American web hosting provider DreamHost is refusing to hand over the IP addresses of 1.3 million of its users who visited a site used to organise a protest against the inauguration of US president Donald Trump.
The organisation claims that when it was first approached by the DoJ, it asked why the request was so broad.
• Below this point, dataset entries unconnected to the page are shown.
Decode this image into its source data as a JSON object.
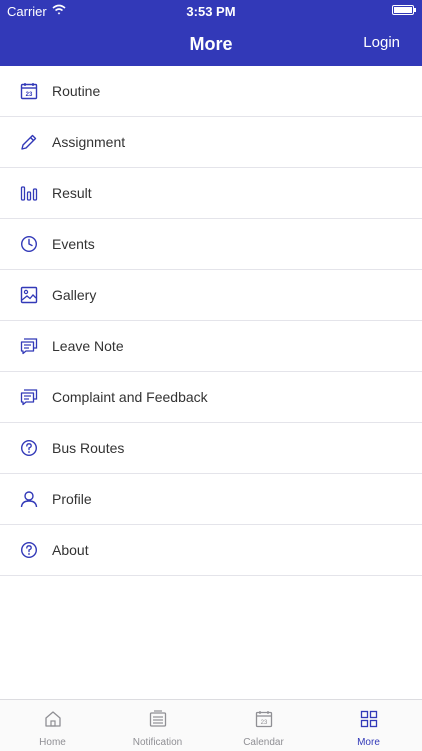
{
  "status_bar": {
    "carrier": "Carrier",
    "time": "3:53 PM"
  },
  "header": {
    "title": "More",
    "login_label": "Login"
  },
  "menu": {
    "items": [
      {
        "label": "Routine",
        "icon": "calendar-icon"
      },
      {
        "label": "Assignment",
        "icon": "pencil-icon"
      },
      {
        "label": "Result",
        "icon": "bar-chart-icon"
      },
      {
        "label": "Events",
        "icon": "clock-icon"
      },
      {
        "label": "Gallery",
        "icon": "image-icon"
      },
      {
        "label": "Leave Note",
        "icon": "chat-icon"
      },
      {
        "label": "Complaint and Feedback",
        "icon": "chat-icon"
      },
      {
        "label": "Bus Routes",
        "icon": "help-icon"
      },
      {
        "label": "Profile",
        "icon": "user-icon"
      },
      {
        "label": "About",
        "icon": "help-icon"
      }
    ]
  },
  "tabbar": {
    "tabs": [
      {
        "label": "Home",
        "icon": "home-icon"
      },
      {
        "label": "Notification",
        "icon": "notification-icon"
      },
      {
        "label": "Calendar",
        "icon": "calendar-icon"
      },
      {
        "label": "More",
        "icon": "grid-icon",
        "active": true
      }
    ]
  },
  "colors": {
    "accent": "#3239b8",
    "inactive": "#8f8f94"
  }
}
Rather than explain to DreamHost, it filed a motion in court seeking to compel the organisation to hand over the data – a motion it’s currently resisting.
In addition to the IP addresses, the DoJ’s request also covers the contact details, email content and photos of thousands of people who were at the event, according to DreamHost.
In its filing with the Superior Court of the District of Columbia, the DoJ said: “The website was used in the development, planning, advertisement and organisation of a violent riot that occurred in Washington DC on January 20, 2017.”
However, the department initially told DreamHost that it only wants the details of one of the company’s customers who used its disruptj20.org site, but it hasn’t explained why it’s taking such a broad, dragnet approach in order to secure this information.
DreamHost has now been called to a hearing on 18 August, where it will need to explain why it won’t hand over the data.
In a blog post, the company said that although it has previously complied with DoJ requests, the “highly untargeted” nature of this new demand has raised concerns.
“This is, in our opinion, a strong example of investigatory overreach and a clear abuse of government authority,” DreamHost said. “As we do in all such cases where the improper collection of data is concerned, we challenged the Department of Justice on its warrant and attempted to quash its demands for this information through reason, logic, and legal process.”
The Electronic Frontier Foundation supported DreamHost’s position, saying the DoJ’s request was uncalled for. “No plausible explanation exists for a search warrant of this breadth, other than to cast a digital dragnet as broadly as possible,” it told the BBC.
Image: Gage Skidmore, used under Creative Commons